Managing remote employees may seem intuitive to some, but to others, empty desks may prove to be too much of a distraction to justify paying those who are supposed to be filling them. That’s not to say that remote employees are a “good” thing or a “bad” thing. Each company boasts a distinct corporate culture complete with its own idiosyncrasies. You know how that “Diff’rent Strokes” theme song goes: “What might be right for you, may not be right for some.”
Yet if you decide to undertake employing (and therefore managing) remote employees, you must know the best practices in order to keep them engaged at all times. Otherwise, you may find yourself with a handful of workers who marathon “Game of Thrones” all day instead of hitting their deadlines.
Below are some of the key methods to ensure your remote employees are both engaged and motivated.
Communication should be a major point of emphasis in any office, but that goes double for remote employees. Since they are not present every day, remote employees are at risk of being forgotten. They also may not be as willing to ask questions as their in-office counterparts because lines of communication are more fractured. To combat this, you must stay on top of their work and be in constant communication. This can (and should) include email, GChat, and phone calls.
Try to begin each day with an email letting them know what your expectations are for that particular day. Stay in touch via GChat or a comparable chat service throughout the day. At RecruitiFi, we use Slack, and it's done wonders for keeping our remote team members abreast of what's happening in the office. It's also had the duel benefit of allowing individuals to communicate internally without distracting the whole office for every conversation, so I would recommend it even if you don't have remote employees.
And of course, there's the dreaded team conference calls. When the whole team is in one spot, these sort of meetings can be redundant time sinks. But as long as they're succinct, with a well-defined agenda, having scheduled phone call or screenshare at least once a week is highly effective at making sure everyone is on the same page.
Communication is the most important factor in keeping remote employees engaged, so you must be sure that just because they are out of sight, they are not out of mind. When organized through the proper channels, communication can break down the barriers of distance and make a national or global team tighter and more efficient than an onsite workforce.
|Top FedEx employees like Tom Hanks work remotely--pictured here with executive assitant, Wilson.|
Remote employees should be held to the same standard as in-office employees. That goes for both the quality of their output and their presence in meetings mentioned above.
If they cannot physically make a meeting, they had better be able to conference in. It’s 2014 – you can dial into a meeting no matter where you are. Absences add up, and if you justify it by saying, “They’re allowed to miss meetings because they’re remote,” you will not be holding your employees to the highest standard, and your business will suffer because of it.
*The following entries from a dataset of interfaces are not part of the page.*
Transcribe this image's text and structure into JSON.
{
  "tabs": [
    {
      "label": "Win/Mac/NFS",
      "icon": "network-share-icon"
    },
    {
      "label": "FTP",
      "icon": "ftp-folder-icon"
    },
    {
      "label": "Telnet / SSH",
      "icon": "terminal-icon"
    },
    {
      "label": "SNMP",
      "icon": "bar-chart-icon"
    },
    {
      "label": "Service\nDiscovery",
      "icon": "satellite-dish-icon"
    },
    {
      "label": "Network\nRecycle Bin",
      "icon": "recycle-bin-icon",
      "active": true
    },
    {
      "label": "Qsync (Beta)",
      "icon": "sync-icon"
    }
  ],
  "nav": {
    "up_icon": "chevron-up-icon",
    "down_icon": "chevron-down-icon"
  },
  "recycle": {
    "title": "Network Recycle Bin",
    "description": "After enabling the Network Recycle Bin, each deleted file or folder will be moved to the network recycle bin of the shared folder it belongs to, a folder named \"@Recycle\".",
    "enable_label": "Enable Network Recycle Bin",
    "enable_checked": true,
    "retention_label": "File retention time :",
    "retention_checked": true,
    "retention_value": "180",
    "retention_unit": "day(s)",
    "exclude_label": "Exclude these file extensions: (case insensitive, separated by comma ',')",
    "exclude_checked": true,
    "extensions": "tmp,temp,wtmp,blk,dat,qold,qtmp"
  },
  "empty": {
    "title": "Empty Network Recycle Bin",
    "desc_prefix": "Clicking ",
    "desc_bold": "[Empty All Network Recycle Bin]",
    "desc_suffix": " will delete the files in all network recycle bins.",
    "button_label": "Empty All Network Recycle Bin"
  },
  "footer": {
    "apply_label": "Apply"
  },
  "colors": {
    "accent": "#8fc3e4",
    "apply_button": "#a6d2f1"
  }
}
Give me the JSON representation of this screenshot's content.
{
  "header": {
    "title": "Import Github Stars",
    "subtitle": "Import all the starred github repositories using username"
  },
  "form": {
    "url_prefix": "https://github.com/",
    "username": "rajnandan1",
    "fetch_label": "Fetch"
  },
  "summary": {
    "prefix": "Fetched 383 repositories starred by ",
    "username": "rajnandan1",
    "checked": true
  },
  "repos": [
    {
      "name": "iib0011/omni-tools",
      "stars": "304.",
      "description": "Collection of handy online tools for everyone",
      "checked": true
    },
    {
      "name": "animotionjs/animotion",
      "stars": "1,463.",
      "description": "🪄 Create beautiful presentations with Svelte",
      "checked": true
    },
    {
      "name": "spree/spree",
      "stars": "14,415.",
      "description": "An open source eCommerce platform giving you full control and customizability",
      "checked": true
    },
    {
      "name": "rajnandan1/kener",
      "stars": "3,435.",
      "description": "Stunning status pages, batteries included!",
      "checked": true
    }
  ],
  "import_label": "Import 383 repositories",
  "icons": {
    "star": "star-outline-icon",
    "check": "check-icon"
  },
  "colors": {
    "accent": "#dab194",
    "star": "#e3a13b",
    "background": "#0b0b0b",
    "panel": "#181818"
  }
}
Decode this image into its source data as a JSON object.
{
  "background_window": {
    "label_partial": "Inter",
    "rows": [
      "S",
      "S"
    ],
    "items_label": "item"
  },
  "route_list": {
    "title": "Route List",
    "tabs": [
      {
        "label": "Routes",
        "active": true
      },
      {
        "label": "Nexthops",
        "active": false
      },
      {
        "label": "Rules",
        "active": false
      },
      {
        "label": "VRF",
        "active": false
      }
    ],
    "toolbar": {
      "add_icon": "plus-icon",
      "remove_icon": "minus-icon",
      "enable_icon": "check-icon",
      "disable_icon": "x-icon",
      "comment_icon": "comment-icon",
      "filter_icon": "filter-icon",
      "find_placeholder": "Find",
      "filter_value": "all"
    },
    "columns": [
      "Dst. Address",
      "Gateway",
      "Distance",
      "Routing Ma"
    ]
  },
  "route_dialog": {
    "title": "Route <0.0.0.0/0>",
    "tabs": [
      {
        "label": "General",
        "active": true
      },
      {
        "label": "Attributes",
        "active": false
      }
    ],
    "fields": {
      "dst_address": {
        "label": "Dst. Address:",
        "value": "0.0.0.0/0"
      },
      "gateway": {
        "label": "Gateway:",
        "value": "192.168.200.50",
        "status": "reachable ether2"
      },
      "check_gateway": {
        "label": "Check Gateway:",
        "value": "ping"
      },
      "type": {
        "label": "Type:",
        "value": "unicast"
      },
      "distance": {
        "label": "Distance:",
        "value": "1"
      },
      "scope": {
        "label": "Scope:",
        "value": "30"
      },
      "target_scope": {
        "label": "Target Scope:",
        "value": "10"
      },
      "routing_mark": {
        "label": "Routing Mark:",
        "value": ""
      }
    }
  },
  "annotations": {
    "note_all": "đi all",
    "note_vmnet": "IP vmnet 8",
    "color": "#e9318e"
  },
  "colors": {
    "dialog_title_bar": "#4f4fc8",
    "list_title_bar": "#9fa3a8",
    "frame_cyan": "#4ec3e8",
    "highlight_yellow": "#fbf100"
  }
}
We originally used Join Me for external conference calls and demos, and found it to be a fairly reliable screenshare service (if there is such a thing). Now we use it internally to work with our remote team members--especially in conversations about site architecture or design when visuals are crucial to the calls. A picture says a thousand words, and on a conference call, a thousand words may as well be a million.
Other quality control items can include a task management system. Especially when you're managing a remote workforce, timing and task distribution can be crucial. You never want to be approaching a big dealine where nobody knows who's responsible for what. We've found Trello to be helpful to keep remote workers looped in and hitting deadlines without having to micromanage their work. Asana has also helped to organize projects for some of our remote developers. But these systems are only as good as the people using them. You have to keep them up-to-date or they'll end up becoming a post-apocalyptic wasteland filled with fragments of former projects and broken dreams.
Don’t Skimp on the Personal
Remote employees tend to miss the socialization that accompanies working in an office. It’s your job to make sure remote employees feel welcome to attend company functions if they’re based nearby. Just because they work away from their coworkers doesn’t mean they shouldn’t be encouraged to come to a holiday party or corporate retreat. Additionally, if a certain remote employee is based elsewhere, and you happen to travel to that city on business, schedule a meeting. It can be drinks, dinner, a game of bocce ball – it really doesn’t matter. Just make sure your remote employees know you haven’t forgotten about them. They need to feel like they are an integral part of the team.
Group communication channels like Slack also excel in this realm. We have a specific channel where remote workers can jump in on office humor and get a feel for company culture without having to stand around the water cooler. Having a tight knit team doesn't necessarily mean sharing an office. Sometimes sharing a joke, an article, or a picture of your vacation is more than enough.
At the end of the day, remote employees are a part of your workforce, and should thus be treated like their in-office counterparts. Expectations should never be lowered due to their location, and communication needs to be stressed in order for you to get the most out of them. How strong your remote employees become will be a direct result of how you manage, oboard, and interact with them, so heed the pointers listed above, and you’ll find that engagement will be a worry in your rearview mirror.